**Aim of the task:**
Would you set down every entry again, exactly as written?
======== Data listing
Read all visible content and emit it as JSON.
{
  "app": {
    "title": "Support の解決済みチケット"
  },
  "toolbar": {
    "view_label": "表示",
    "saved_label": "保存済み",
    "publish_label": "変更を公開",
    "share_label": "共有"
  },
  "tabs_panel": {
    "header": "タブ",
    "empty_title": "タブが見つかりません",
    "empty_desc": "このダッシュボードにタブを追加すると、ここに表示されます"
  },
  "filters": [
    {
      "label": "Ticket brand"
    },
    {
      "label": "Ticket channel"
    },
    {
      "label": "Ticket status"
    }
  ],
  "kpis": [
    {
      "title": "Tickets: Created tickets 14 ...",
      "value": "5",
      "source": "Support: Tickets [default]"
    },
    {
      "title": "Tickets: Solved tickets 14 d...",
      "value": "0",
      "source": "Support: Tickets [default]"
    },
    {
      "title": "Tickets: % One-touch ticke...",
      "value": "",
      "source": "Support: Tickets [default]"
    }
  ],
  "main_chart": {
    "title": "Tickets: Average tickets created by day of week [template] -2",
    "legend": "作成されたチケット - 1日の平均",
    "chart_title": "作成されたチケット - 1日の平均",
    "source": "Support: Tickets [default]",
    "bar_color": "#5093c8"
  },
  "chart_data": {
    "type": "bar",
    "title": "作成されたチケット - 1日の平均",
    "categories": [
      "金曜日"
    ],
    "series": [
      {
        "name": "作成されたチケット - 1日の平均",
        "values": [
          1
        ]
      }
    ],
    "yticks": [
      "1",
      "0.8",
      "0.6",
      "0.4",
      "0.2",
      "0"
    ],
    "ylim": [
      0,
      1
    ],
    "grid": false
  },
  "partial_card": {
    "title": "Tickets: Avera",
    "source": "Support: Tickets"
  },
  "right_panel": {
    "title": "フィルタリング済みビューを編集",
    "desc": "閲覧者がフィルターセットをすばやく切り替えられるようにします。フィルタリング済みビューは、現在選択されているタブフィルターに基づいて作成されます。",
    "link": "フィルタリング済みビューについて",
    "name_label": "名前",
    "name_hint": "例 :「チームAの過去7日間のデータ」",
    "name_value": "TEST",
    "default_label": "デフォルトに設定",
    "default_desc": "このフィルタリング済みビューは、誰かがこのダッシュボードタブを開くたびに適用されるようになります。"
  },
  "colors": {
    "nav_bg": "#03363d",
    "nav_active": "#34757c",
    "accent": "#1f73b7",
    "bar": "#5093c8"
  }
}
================
**Answer to the problem:**
Read all visible content and emit it as JSON.
{
  "app": {
    "title": "Support の解決済みチケット"
  },
  "toolbar": {
    "view_label": "表示",
    "saved_label": "保存済み",
    "publish_label": "変更を公開",
    "share_label": "共有"
  },
  "tabs_panel": {
    "header": "タブ",
    "empty_title": "タブが見つかりません",
    "empty_desc": "このダッシュボードにタブを追加すると、ここに表示されます"
  },
  "filters": [
    {
      "label": "Ticket brand"
    },
    {
      "label": "Ticket channel"
    },
    {
      "label": "Ticket status"
    }
  ],
  "kpis": [
    {
      "title": "Tickets: Created tickets 14 ...",
      "value": "5",
      "source": "Support: Tickets [default]"
    },
    {
      "title": "Tickets: Solved tickets 14 d...",
      "value": "0",
      "source": "Support: Tickets [default]"
    },
    {
      "title": "Tickets: % One-touch ticke...",
      "value": "",
      "source": "Support: Tickets [default]"
    }
  ],
  "main_chart": {
    "title": "Tickets: Average tickets created by day of week [template] -2",
    "legend": "作成されたチケット - 1日の平均",
    "chart_title": "作成されたチケット - 1日の平均",
    "source": "Support: Tickets [default]",
    "bar_color": "#5093c8"
  },
  "chart_data": {
    "type": "bar",
    "title": "作成されたチケット - 1日の平均",
    "categories": [
      "金曜日"
    ],
    "series": [
      {
        "name": "作成されたチケット - 1日の平均",
        "values": [
          1
        ]
      }
    ],
    "yticks": [
      "1",
      "0.8",
      "0.6",
      "0.4",
      "0.2",
      "0"
    ],
    "ylim": [
      0,
      1
    ],
    "grid": false
  },
  "partial_card": {
    "title": "Tickets: Avera",
    "source": "Support: Tickets"
  },
  "right_panel": {
    "title": "フィルタリング済みビューを編集",
    "desc": "閲覧者がフィルターセットをすばやく切り替えられるようにします。フィルタリング済みビューは、現在選択されているタブフィルターに基づいて作成されます。",
    "link": "フィルタリング済みビューについて",
    "name_label": "名前",
    "name_hint": "例 :「チームAの過去7日間のデータ」",
    "name_value": "TEST",
    "default_label": "デフォルトに設定",
    "default_desc": "このフィルタリング済みビューは、誰かがこのダッシュボードタブを開くたびに適用されるようになります。"
  },
  "colors": {
    "nav_bg": "#03363d",
    "nav_active": "#34757c",
    "accent": "#1f73b7",
    "bar": "#5093c8"
  }
}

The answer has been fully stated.